Primate Monocytes - CD14, CD16 - Ziegler-Heitbrock


Monocyte Heterogeneity in Cardiovascular Disease.


Monocytes circulate the vasculature at steady state and are recruited to sites of inflammation where they differentiate into macrophages (MF) to replenish tissue-resident MF populations and engage in the development of cardiovascular disease (CVD). Monocytes display considerable heterogeneity, currently reflected by a nomenclature based on their expression of cluster of differentiation (CD) 14 and CD16, distinguishing CD14++CD16- classical (cMo), CD14++CD16+ intermediate (intMo) and CD14 + CD16++ non-classical (ncMo) monocytes. Several reports point to shifted subset distributions in the context of CVD, with significant association of intMo numbers with atherosclerosis, myocardial infarction, and heart failure. However, clear indications of their causal involvement as well as their predictive value for CVD are lacking. As recent high-parameter cytometry and single-cell RNA sequencing (scRNA-Seq) studies suggest an even higher degree of heterogeneity, better understanding of the functionalities of these subsets is pivotal. Considering their high heterogeneity, surprisingly little is known about functional differences between MF originating from monocytes belonging to different subsets, and implications thereof for CVD pathogenesis. This paper provides an overview of recent findings on monocyte heterogeneity in the context of homeostasis and disease as well as functional differences between the subsets and their potential to differentiate into MF, focusing on their role in vessels and the heart.
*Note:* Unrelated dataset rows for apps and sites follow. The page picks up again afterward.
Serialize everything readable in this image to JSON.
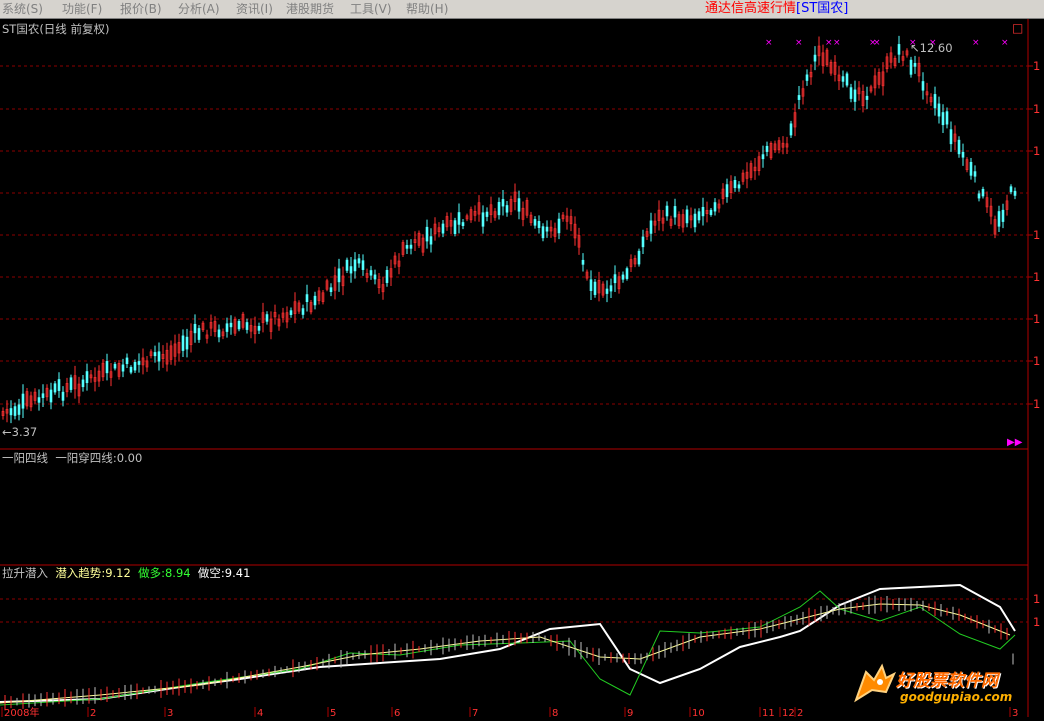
{
  "menu": [
    "系统(S)",
    "功能(F)",
    "报价(B)",
    "分析(A)",
    "资讯(I)",
    "港股期货",
    "工具(V)",
    "帮助(H)"
  ],
  "app_title": "通达信高速行情",
  "app_symbol": "[ST国农]",
  "price_panel": {
    "label": "ST国农(日线 前复权)",
    "high_label": "12.60",
    "low_label": "3.37",
    "axis_ticks": [
      "1",
      "1",
      "1",
      "1",
      "1",
      "1",
      "1",
      "1"
    ]
  },
  "indicator1": {
    "name": "一阳四线",
    "series": [
      {
        "name": "一阳穿四线",
        "value": "0.00"
      }
    ]
  },
  "indicator2": {
    "name": "拉升潜入",
    "series": [
      {
        "name": "潜入趋势",
        "value": "9.12",
        "color": "#ffff99"
      },
      {
        "name": "做多",
        "value": "8.94",
        "color": "#33ff33"
      },
      {
        "name": "做空",
        "value": "9.41",
        "color": "#ffffff"
      }
    ],
    "axis_ticks": [
      "1",
      "1"
    ]
  },
  "date_axis": [
    "2008年",
    "2",
    "3",
    "4",
    "5",
    "6",
    "7",
    "8",
    "9",
    "10",
    "11",
    "12",
    "2",
    "3"
  ],
  "logo": {
    "text": "好股票软件网",
    "url": "goodgupiao.com"
  },
  "colors": {
    "up": "#ff3232",
    "down": "#54ffff",
    "grid": "#8b0000",
    "signal": "#ff00ff"
  }
}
The emerging paradigm of monocyte heterogeneity transcending the current tripartite subset division argues for an updated nomenclature and functional studies to substantiate marker-based subdivision and to clarify subset-specific implications for CVD.

Authors: Ruder AV, Wetzels SMW, Temmerman L, Biessen EAL, Goossens P,
Journal: Cardiovasc Res; 2023 Sep 5;119(11):2033-2045. doi:10.1093/cvr/cvad069
Year: 2023
PubMed: PMID: 37161473 (Go to PubMed)